Dawkins sees education and consciousness-raising as the primary tools in opposing what he considers to be religious dogma and indoctrination. These tools include the fight against certain stereotypes, and he has adopted the term bright as a way of associating positive public connotations with those who possess a naturalistic worldview. He has given support to the idea of a free thinking school, which would not indoctrinate children in atheism or in any religion but would instead teach children to be critical and open-minded. Inspired by the consciousness-raising successes of feminists in arousing widespread embarrassment at the routine use of "he" instead of "she", Dawkins similarly suggests that phrases such as "Catholic child" and "Muslim child" should be considered as socially absurd as, for instance, "Marxist child", as he believes that children should not be classified based on their parents' ideological or religious beliefs.

Dawkins suggests that atheists should be proud, not apologetic, stressing that atheism is evidence of a healthy, independent mind. He hopes that the more atheists identify themselves, the more the public will become aware of just how many people actually hold these views, thereby reducing the negative opinion of atheism among the religious majority. Inspired by the gay rights movement, he endorsed the Out Campaign to encourage atheists worldwide to declare their stance publicly. He supported the UK's first atheist advertising initiative, the Atheist Bus Campaign in 2008, which aimed to raise funds to place atheist advertisements on buses in the London area.
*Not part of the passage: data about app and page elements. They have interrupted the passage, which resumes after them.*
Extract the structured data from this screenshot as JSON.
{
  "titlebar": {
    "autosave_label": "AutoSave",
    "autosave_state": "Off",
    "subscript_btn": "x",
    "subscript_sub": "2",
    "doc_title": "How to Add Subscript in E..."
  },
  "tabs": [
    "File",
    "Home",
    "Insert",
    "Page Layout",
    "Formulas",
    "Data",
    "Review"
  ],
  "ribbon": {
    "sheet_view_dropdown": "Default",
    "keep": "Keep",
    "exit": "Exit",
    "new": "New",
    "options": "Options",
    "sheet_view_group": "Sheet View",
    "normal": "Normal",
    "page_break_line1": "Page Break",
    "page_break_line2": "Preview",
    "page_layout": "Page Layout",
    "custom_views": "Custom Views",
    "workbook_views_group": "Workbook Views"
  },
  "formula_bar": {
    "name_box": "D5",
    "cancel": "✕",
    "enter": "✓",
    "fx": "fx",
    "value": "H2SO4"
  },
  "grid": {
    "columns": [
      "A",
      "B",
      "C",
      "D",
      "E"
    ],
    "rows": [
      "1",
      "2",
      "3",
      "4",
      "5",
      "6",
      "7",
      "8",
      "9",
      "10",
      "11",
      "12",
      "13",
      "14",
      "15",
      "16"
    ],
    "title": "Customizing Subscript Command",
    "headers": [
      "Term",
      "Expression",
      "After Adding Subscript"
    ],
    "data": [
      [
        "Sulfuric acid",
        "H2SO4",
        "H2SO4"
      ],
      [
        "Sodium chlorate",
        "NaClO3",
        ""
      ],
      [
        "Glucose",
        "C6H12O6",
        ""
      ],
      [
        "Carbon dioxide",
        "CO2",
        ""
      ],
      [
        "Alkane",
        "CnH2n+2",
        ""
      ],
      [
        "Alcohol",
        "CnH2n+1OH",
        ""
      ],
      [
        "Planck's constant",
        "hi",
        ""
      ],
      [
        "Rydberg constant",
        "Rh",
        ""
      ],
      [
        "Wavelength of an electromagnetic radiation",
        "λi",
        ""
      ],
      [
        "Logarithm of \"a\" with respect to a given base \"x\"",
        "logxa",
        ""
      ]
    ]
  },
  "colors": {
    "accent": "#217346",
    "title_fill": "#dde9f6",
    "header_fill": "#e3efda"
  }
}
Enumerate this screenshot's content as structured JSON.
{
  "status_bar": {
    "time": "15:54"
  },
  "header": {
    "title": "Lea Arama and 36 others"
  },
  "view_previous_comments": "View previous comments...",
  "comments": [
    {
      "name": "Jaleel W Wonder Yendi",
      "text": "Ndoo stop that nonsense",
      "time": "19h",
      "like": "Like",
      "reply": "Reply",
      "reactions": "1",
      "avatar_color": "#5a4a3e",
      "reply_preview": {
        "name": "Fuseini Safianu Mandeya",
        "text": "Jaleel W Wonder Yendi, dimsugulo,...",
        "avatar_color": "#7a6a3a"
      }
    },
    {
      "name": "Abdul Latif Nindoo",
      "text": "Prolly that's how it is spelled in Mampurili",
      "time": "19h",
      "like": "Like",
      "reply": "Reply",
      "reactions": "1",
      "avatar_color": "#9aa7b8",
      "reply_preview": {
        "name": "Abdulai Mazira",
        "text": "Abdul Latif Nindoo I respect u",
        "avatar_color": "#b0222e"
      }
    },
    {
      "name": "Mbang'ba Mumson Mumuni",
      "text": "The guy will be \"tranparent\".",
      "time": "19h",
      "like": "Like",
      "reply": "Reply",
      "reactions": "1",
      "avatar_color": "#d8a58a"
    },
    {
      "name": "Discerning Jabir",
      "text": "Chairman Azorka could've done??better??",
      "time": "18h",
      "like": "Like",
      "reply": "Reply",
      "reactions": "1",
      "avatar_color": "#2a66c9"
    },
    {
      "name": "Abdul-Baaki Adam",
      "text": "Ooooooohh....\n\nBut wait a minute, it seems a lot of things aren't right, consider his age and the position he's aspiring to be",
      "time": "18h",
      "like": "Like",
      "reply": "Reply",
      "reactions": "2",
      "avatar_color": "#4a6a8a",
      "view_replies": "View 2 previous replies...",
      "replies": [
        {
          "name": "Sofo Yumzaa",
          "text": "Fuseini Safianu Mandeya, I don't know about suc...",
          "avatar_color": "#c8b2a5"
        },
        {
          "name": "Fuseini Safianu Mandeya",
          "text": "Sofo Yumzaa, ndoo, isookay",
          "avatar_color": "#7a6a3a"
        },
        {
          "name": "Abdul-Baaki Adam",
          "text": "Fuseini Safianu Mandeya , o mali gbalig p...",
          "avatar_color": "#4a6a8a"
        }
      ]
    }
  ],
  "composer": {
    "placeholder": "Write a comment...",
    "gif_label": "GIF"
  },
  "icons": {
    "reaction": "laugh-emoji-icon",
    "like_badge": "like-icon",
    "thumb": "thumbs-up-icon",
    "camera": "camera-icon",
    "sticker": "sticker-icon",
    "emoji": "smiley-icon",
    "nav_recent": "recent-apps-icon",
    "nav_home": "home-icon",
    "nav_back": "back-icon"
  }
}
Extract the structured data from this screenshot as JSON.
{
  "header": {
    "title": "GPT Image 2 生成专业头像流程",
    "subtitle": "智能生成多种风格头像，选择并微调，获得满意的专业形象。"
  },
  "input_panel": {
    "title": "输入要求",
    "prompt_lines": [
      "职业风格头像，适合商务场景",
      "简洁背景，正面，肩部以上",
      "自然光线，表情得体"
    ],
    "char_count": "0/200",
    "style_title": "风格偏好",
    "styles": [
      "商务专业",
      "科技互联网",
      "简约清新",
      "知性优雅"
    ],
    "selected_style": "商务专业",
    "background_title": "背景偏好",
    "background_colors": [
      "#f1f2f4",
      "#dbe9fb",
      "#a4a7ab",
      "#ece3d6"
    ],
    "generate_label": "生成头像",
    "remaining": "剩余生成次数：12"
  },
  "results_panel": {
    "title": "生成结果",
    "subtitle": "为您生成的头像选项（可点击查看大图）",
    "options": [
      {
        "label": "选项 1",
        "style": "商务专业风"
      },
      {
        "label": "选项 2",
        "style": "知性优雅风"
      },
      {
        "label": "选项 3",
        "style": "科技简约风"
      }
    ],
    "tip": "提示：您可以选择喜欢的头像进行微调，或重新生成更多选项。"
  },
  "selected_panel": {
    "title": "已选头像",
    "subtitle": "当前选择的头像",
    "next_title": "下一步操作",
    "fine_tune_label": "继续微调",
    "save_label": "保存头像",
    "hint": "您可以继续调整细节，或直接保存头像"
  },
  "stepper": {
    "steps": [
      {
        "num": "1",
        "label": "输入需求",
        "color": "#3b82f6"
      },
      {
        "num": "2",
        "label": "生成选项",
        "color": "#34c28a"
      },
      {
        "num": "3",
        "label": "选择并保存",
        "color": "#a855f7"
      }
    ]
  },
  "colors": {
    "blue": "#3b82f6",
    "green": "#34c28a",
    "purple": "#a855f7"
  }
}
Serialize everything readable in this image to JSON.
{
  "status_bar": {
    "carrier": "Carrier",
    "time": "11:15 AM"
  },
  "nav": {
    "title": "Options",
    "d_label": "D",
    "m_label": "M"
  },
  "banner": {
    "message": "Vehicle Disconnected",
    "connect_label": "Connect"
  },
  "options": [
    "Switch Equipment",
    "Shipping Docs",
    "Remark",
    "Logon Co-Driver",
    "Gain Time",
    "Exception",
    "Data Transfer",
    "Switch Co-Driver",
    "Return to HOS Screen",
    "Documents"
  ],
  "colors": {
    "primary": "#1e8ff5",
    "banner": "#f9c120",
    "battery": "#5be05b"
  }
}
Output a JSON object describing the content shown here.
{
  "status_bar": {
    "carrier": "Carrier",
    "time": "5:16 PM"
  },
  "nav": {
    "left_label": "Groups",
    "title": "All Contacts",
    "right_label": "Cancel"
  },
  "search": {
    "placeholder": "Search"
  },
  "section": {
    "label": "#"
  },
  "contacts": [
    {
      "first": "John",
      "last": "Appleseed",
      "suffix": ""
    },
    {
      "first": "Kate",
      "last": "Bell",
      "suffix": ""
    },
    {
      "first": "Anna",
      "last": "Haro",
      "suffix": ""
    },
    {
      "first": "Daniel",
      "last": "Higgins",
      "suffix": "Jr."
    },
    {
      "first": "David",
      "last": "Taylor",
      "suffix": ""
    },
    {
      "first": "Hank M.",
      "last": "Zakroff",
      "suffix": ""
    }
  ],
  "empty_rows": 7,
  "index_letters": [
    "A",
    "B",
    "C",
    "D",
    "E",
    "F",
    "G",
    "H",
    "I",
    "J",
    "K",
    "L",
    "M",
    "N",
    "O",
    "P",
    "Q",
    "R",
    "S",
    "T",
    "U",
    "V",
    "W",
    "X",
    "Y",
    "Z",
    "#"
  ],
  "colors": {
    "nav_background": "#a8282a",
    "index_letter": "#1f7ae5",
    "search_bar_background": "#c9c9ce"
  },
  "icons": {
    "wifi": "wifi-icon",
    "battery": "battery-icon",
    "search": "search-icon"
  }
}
While some critics, such as writer Christopher Hitchens, psychologist Steven Pinker and Nobel laureates Sir Harold Kroto, James D. Watson and Steven Weinberg have defended Dawkins's stance towards religion and praised his work, others, including Nobel Prize-winning theoretical physicist Peter Higgs, astrophysicist Martin Rees, philosopher of science Michael Ruse, literary critic Terry Eagleton, and theologian Alister McGrath, have criticised Dawkins on various grounds, including the assertion that his work simply serves as an atheist counterpart to religious fundamentalism rather than a productive critique of it, and that he has fundamentally misapprehended the foundations of the theological positions he claims to refute. Rees and Higgs, in particular, have both rejected Dawkins's confrontational stance towards religion as narrow and "embarrassing", with Higgs going as far as to equate Dawkins with the religious fundamentalists he criticises. Atheist philosopher John Gray has denounced Dawkins as an "anti-religious missionary" whose assertions are "in no sense novel or original," suggesting that, "transfixed in wonderment at the workings of his own mind, Dawkins misses much that is of importance in human beings." Gray has also criticised Dawkins's perceived allegiance to Darwin, stating that if "science, for Darwin, was a method of inquiry that enabled him to edge tentatively and humbly toward the truth, for Dawkins, science is an unquestioned view of the world." In response to his critics, Dawkins maintains that theologians are no better than scientists in addressing deep cosmological questions and that he himself is not a fundamentalist as he is willing to change his mind in the face of new evidence.


  1. From the Wikipedia article on Richard Dawkins (CC BY-SA 3.0). Accessed on 2016 June 13.